On one level, there is a huge and apparently irreconcilable difference between China, on the one hand, and the USA/UK alliance, on the other: the former is anti-democratic, while the latter is pro-democratic. But Meyerson points his readers to a level on which there is no real difference between the two: both are capitalist; one practices "Leninist capitalism," while the other practices "democratic capitalism." In both, surveillance (or, if you will, the militarization of society) is both good business and big business.
And so, Meyerson writes, "America must disenthrall itself from one of its most cherished myths: that capitalism and democracy go hand in hand, that the spread of markets inevitably means the coming of democracy." Unfortunately for his readers, Meyerson's sense of the significance of this realization is limited: "If it comes down to a choice in the Bush White House between capitalism and democracy, or even capitalism and our national interest, the smart money's on capitalism" (emphasis added). As everyone knows, NYC Mayor Bloomberg is not a pro-Bush Republican; as a matter of fact, this former Democrat, who became a Republican to run for mayor, has once again changed his registration and is now an Independent. As for Bloomberg's new friend, London's Mayor Ken Livingston: he's been known as "Red Ken" for years because of his Leftist political sympathies. And so, we must be clear on the fact that it isn't just George W. Bush who is busily cashiering democracy in favor of capitalism: it's the Democrats and Independents as well.
If we are really to form an effective anti-surveillance (that is, pro-privacy) movement -- either here in New York City, in London or in Beijing -- that movement must also be anti-capitalist and, of course, pro-democracy (direct democracy, not its "representative" simulation).
Surveillance Camera Players New York City 6 October 2007
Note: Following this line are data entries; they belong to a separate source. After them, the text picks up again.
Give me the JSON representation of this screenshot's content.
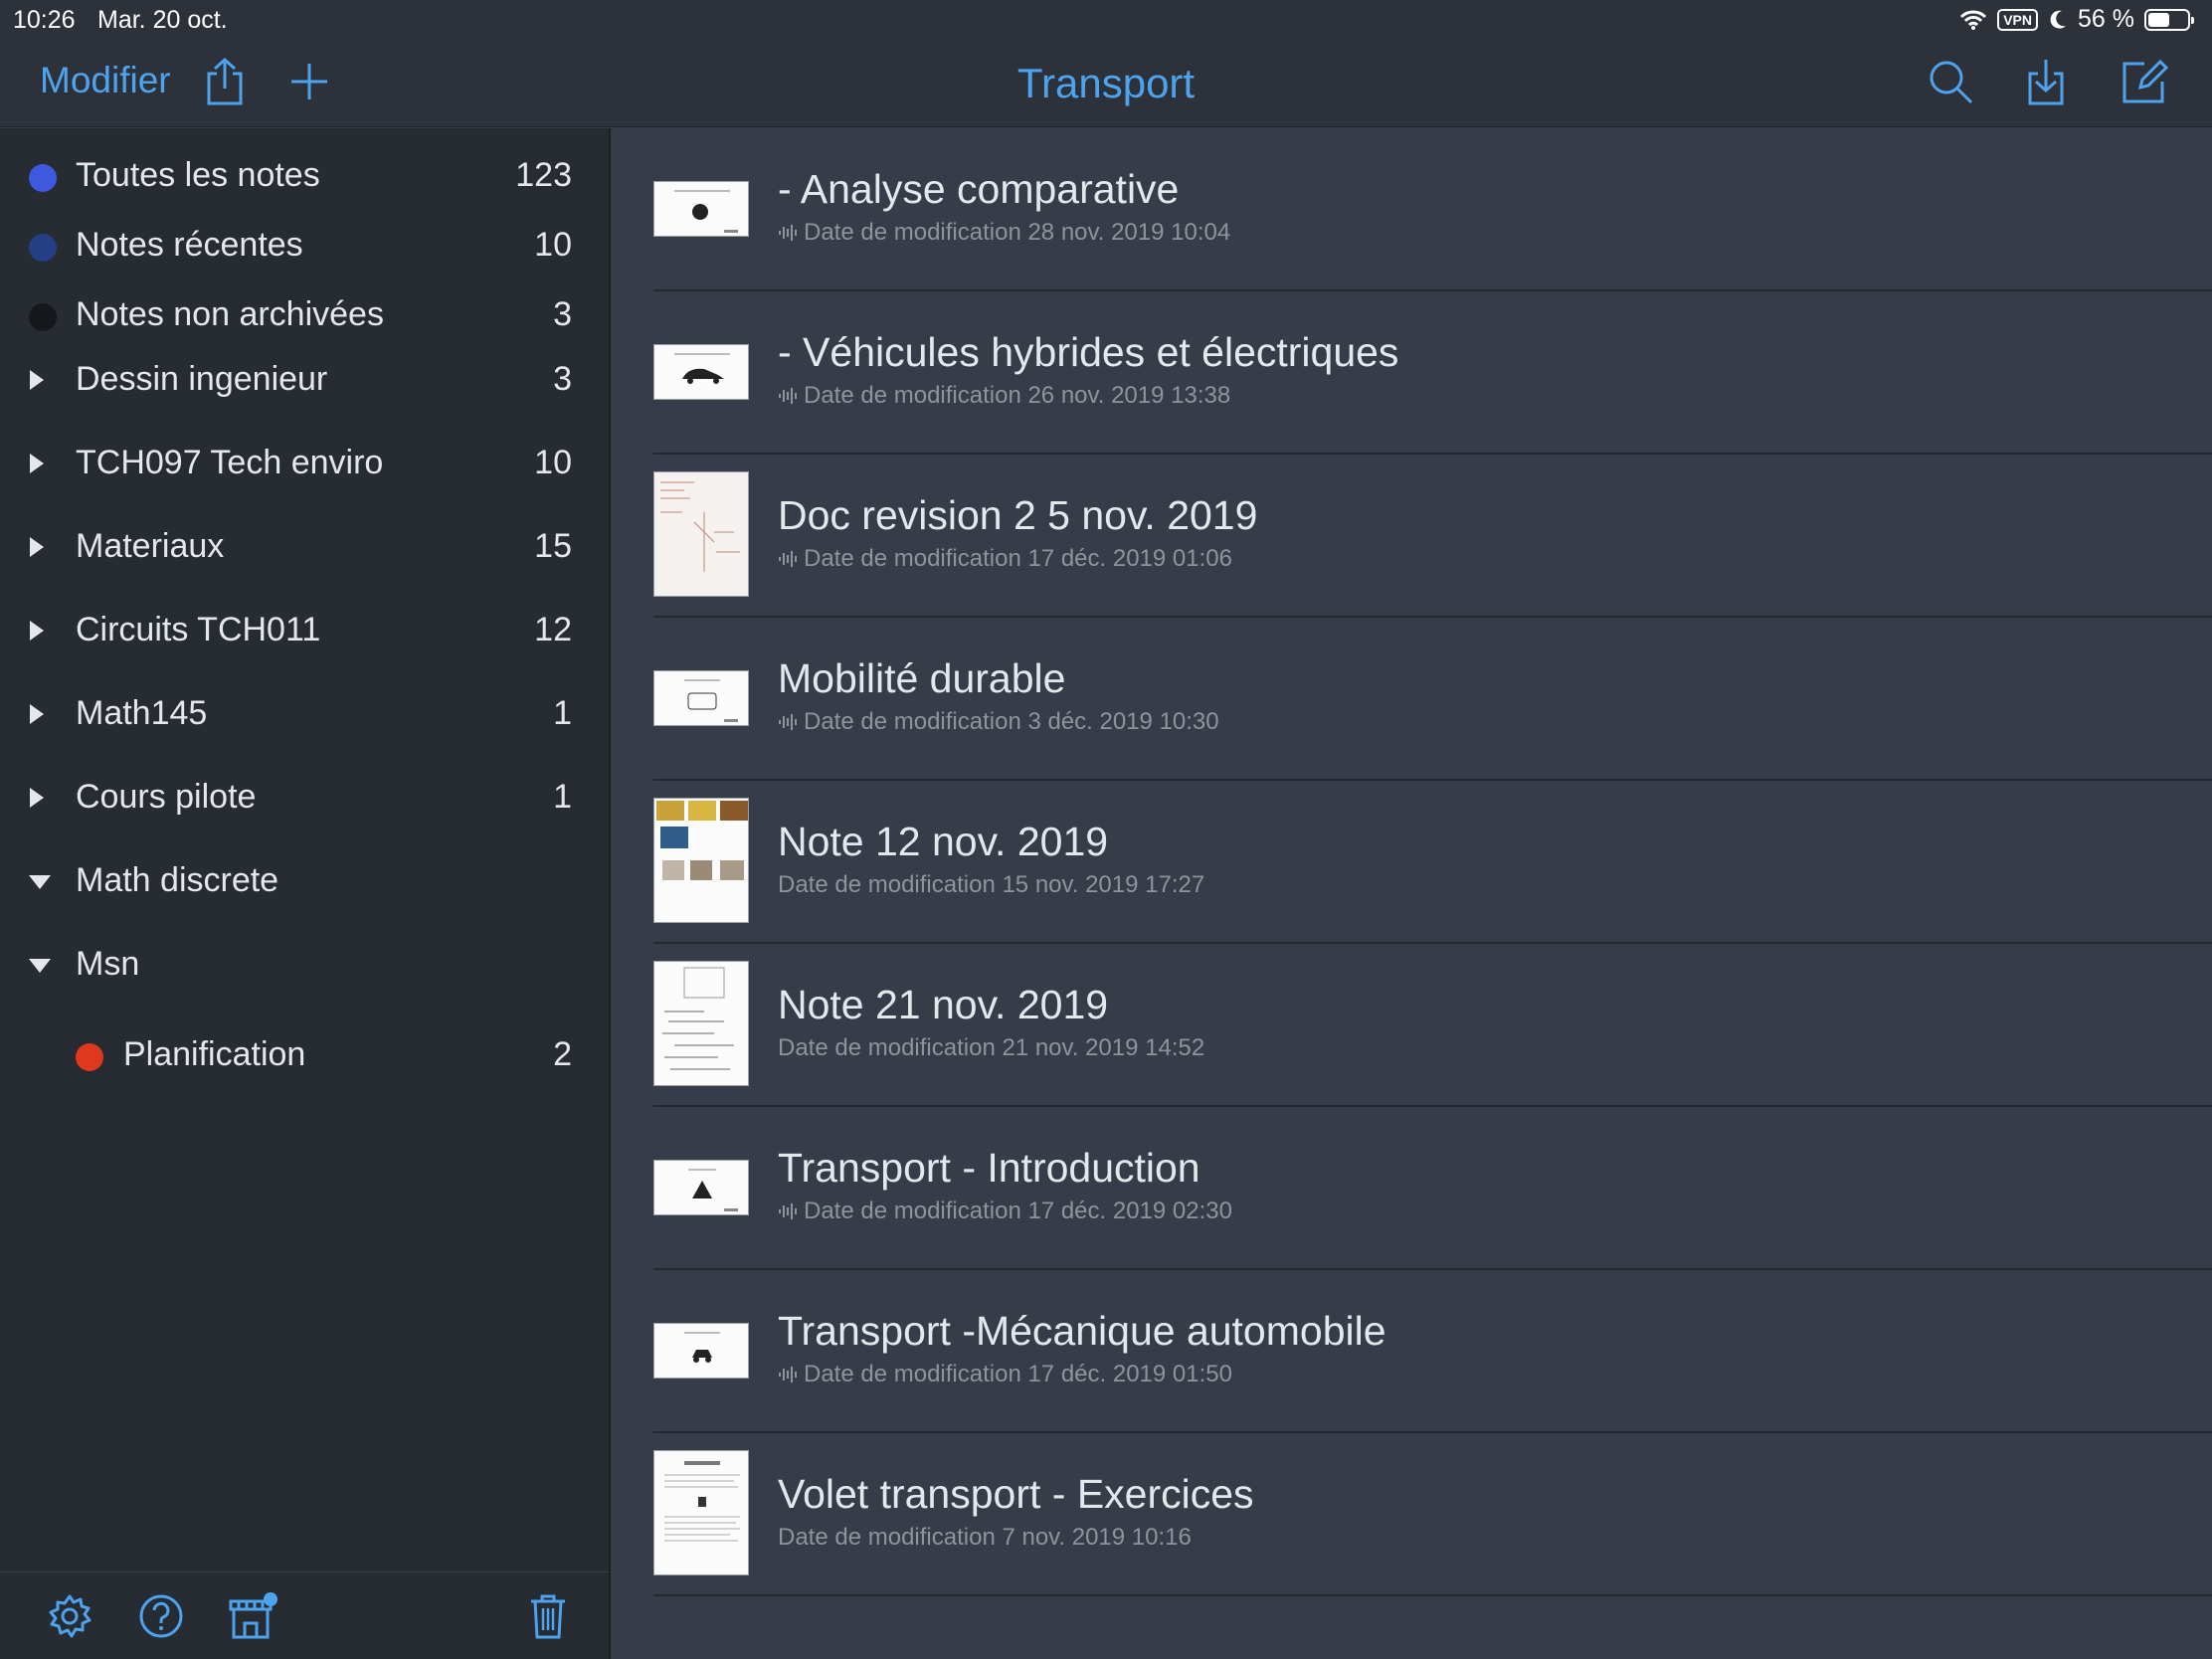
{
  "status": {
    "time": "10:26",
    "date": "Mar. 20 oct.",
    "vpn": "VPN",
    "battery": "56 %",
    "battery_level": 0.56
  },
  "navbar": {
    "edit_label": "Modifier",
    "title": "Transport",
    "accent": "#4da3ee"
  },
  "sidebar": {
    "items": [
      {
        "label": "Toutes les notes",
        "count": "123",
        "color": "#3d59e0"
      },
      {
        "label": "Notes récentes",
        "count": "10",
        "color": "#243f86"
      },
      {
        "label": "Notes non archivées",
        "count": "3",
        "color": "#15171b"
      },
      {
        "label": "Dessin ingenieur",
        "count": "3"
      },
      {
        "label": "TCH097 Tech enviro",
        "count": "10"
      },
      {
        "label": "Materiaux",
        "count": "15"
      },
      {
        "label": "Circuits TCH011",
        "count": "12"
      },
      {
        "label": "Math145",
        "count": "1"
      },
      {
        "label": "Cours pilote",
        "count": "1"
      },
      {
        "label": "Math discrete",
        "count": ""
      },
      {
        "label": "Msn",
        "count": ""
      },
      {
        "label": "Planification",
        "count": "2",
        "color": "#e0371f"
      }
    ]
  },
  "notes": [
    {
      "title": "- Analyse comparative",
      "subtitle": "Date de modification 28 nov. 2019 10:04",
      "audio": true,
      "thumb": "wide"
    },
    {
      "title": "- Véhicules hybrides et électriques",
      "subtitle": "Date de modification 26 nov. 2019 13:38",
      "audio": true,
      "thumb": "wide"
    },
    {
      "title": "Doc revision 2 5 nov. 2019",
      "subtitle": "Date de modification 17 déc. 2019 01:06",
      "audio": true,
      "thumb": "tall"
    },
    {
      "title": "Mobilité durable",
      "subtitle": "Date de modification 3 déc. 2019 10:30",
      "audio": true,
      "thumb": "wide"
    },
    {
      "title": "Note 12 nov. 2019",
      "subtitle": "Date de modification 15 nov. 2019 17:27",
      "audio": false,
      "thumb": "tall"
    },
    {
      "title": "Note 21 nov. 2019",
      "subtitle": "Date de modification 21 nov. 2019 14:52",
      "audio": false,
      "thumb": "tall"
    },
    {
      "title": "Transport - Introduction",
      "subtitle": "Date de modification 17 déc. 2019 02:30",
      "audio": true,
      "thumb": "wide"
    },
    {
      "title": "Transport -Mécanique automobile",
      "subtitle": "Date de modification 17 déc. 2019 01:50",
      "audio": true,
      "thumb": "wide"
    },
    {
      "title": "Volet transport - Exercices",
      "subtitle": "Date de modification 7 nov. 2019 10:16",
      "audio": false,
      "thumb": "tall"
    }
  ]
}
 "CCTV" stands for "closed circuit television." Though surveillance systems can use both "closed" (hard-wired) or "open" (wireless) circuits, CCTV is a phrase that is used to refer to all video surveillance systems.